How noise affect the person with dementia?
- 0Apr 23, '10 by maa3oonOne of my assignments topic in the university is how environmental modification can enhance the will being of the person with dementia. In particular, I'm focusing on Noise as a fundamental aspect of sensory stimulation that affect the person with dementia. what iplications nurses need to conisder in order to create more therapeutic care environments. for example, switching off TV an radio for an hour ever moring and afternoon or an hour before bed time. unfortunately, I don't have any working experience in dementia field. can anyone help me to give an example from his/her working experince in dementia care? a rationale for the modification and the action plan.
I hope to get the useful information and ideas from you
- 2Apr 23, '10 by loriangel14 GuideWell my take on it would be that noise "pollution" can have the effect of overstimulating dementia patients. People with dementia sometimes have trouble processing what is going on in their environment and decreasing stimuli can decrease certain behaviours. Turning off the TV or radio in the evenings or any time you want them to wind down would decrease the background "chatter" that can sometimes contributes to agitation in the demented patient.
- 1Apr 23, '10 by CT Pixie, ASN, RNI work in LTC w/dementia patients on the 3p-11p shift and I can tell you, in my experience, noise greatly affects most of my dementia patients! And not in a good way.
Change of shift often is met with "noise", the chatter of the oncoming/off going employees, the shuffling around, the overhead pages..I notice a lot of the residents who might have been sitting quietly just as we walk on the floor are very agitated and anxious within 10 minutes of us walking on the floor.
The TV or radio being too loud can also set them off. But in the same token at times, a TV or radio set to a low volume with a soothing type sound works wonders to calm an agitated dementia patient.
At the change of shift as I walk onto the floor, as i pass the radio, I turn it off or turn it down low, I make sure the TV isn't blasting, and I try to keep my voice down. The less background noise the better the resident is.
Later in the shift, I remind my staff to try to keep the tone/volume of their voices down, especially around 'sundowners time". Loud talking, laughing etc tends to perk up the dementia resident who might have been quiet prior to.
Dinner time tends to wind up some of the dementia patients, again, the kitchen staff bringing the trays to the floor, their laughter and chatter, the noise of moving residents to their dining area, etc. I try to have my easily set off residents in an area that isn't ground zero for the noise, they tend to be more relaxed if they aren't in the center of all the noise and movement.

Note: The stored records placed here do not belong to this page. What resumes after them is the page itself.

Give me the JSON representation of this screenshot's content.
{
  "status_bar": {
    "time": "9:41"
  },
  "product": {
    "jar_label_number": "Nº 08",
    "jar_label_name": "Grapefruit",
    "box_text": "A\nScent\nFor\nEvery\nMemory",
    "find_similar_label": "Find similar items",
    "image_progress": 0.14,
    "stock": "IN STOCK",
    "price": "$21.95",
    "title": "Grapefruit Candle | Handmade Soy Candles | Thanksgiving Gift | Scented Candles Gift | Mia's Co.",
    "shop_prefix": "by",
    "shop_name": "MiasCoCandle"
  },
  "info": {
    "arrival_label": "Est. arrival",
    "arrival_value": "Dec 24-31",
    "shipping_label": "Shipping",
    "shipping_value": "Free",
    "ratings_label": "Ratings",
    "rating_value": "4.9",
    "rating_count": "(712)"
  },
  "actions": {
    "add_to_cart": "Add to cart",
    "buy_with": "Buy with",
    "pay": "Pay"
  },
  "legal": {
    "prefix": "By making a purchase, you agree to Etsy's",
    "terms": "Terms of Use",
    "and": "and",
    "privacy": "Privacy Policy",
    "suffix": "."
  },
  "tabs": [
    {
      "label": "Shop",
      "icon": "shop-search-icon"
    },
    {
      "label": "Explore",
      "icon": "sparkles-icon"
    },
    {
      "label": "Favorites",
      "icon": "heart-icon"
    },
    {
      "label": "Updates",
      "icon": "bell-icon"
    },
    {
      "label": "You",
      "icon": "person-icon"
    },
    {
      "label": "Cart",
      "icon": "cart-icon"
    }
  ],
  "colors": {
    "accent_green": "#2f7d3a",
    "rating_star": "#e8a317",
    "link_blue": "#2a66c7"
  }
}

With that said, yes, noise definately affects my patients with dementia. Now I said noise, not sound. Hushed background sounds like a radio set on an easy listening station on a low volume actually will calm most of my residents, talking to them in a calm, soft voice will calm them as opposed to a normal to loud voice. The "bubble" machine (what i call it) that makes soft water sounds will lull a lot of my residents into a peaceful state and sometimes a nap.
Sound can have good and bad effects on a dementia resident.
- 0Apr 23, '10 by maa3oonthank you all for you great comments, CT Pixie I totally agree with you because in an environment where there is no audit or regular evaluation of noise levels, sensory stimulation can become unbalanced. The consequences for the person with dementia can vary from minor to severe, according to the remaining abilities of the person. This includes the person’s capacity for dealing with the often overwhelming presence of sensory stimuli. from the literature that I have read, people with dementia have a reduced stress threshold to many environmental stimuli. in busy care settings the person will pass their threshold at about 90 minutes. Thus, in some settings, the way in which a person presents and behaves may be influenced by the environment. It must not be assumed that the level of impairment and disability observed is entirely caused by pathological changes in the brain.
The majority of older people would not be used to the levels of noise, the continuous noise and noise associated with
movement going on around them in their own homes. Then background noise from phones and
machines, trolleys and other pieces of equipment, the television and radios all add to the auditory stimulation. The motion of people coming and going also adds another layer to auditory stimulation. Noise disturbs rest, relaxation and
However, i think that prolonged periods of sensory under stimulation (such as from being in a bland or plain room, with minimal cues and little engagement with others) can also escalate a person to their stress threshold. Thus looking at the environment and the pacing of activity, care and therapy intervention is vital.